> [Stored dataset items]
----------------
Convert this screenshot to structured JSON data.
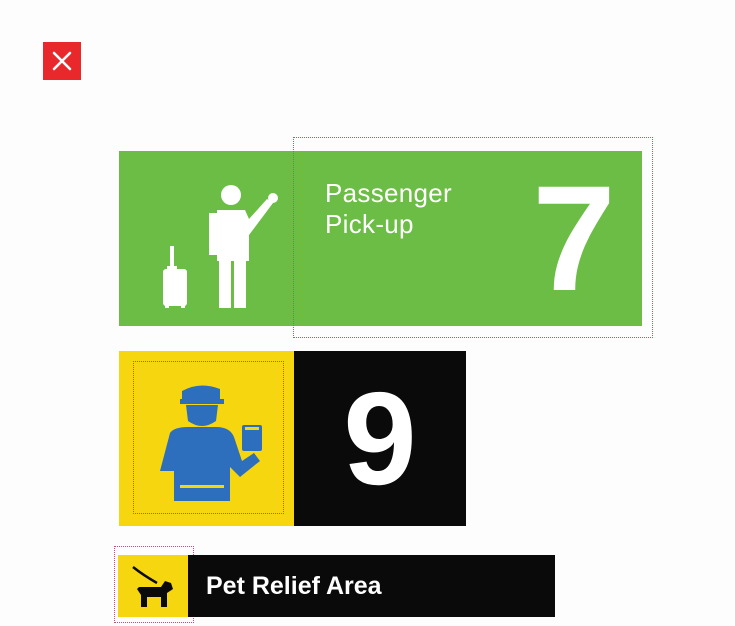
{
  "close_control": {
    "icon": "close-icon",
    "color": "#e8282b"
  },
  "signs": {
    "pickup": {
      "icon": "traveler-hailing-with-luggage-icon",
      "line1": "Passenger",
      "line2": "Pick-up",
      "number": "7",
      "background": "#6cbd45"
    },
    "immigration": {
      "icon": "officer-checking-passport-icon",
      "number": "9",
      "icon_background": "#f6d70f",
      "number_background": "#0a0a0a",
      "icon_color": "#2e6fbd"
    },
    "pet_relief": {
      "icon": "dog-on-leash-icon",
      "label": "Pet Relief Area",
      "icon_background": "#f6d70f",
      "label_background": "#0a0a0a"
    }
  }
}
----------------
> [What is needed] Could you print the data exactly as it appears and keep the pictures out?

> [Task result]
Convert this screenshot to structured JSON data.
{
  "close_control": {
    "icon": "close-icon",
    "color": "#e8282b"
  },
  "signs": {
    "pickup": {
      "icon": "traveler-hailing-with-luggage-icon",
      "line1": "Passenger",
      "line2": "Pick-up",
      "number": "7",
      "background": "#6cbd45"
    },
    "immigration": {
      "icon": "officer-checking-passport-icon",
      "number": "9",
      "icon_background": "#f6d70f",
      "number_background": "#0a0a0a",
      "icon_color": "#2e6fbd"
    },
    "pet_relief": {
      "icon": "dog-on-leash-icon",
      "label": "Pet Relief Area",
      "icon_background": "#f6d70f",
      "label_background": "#0a0a0a"
    }
  }
}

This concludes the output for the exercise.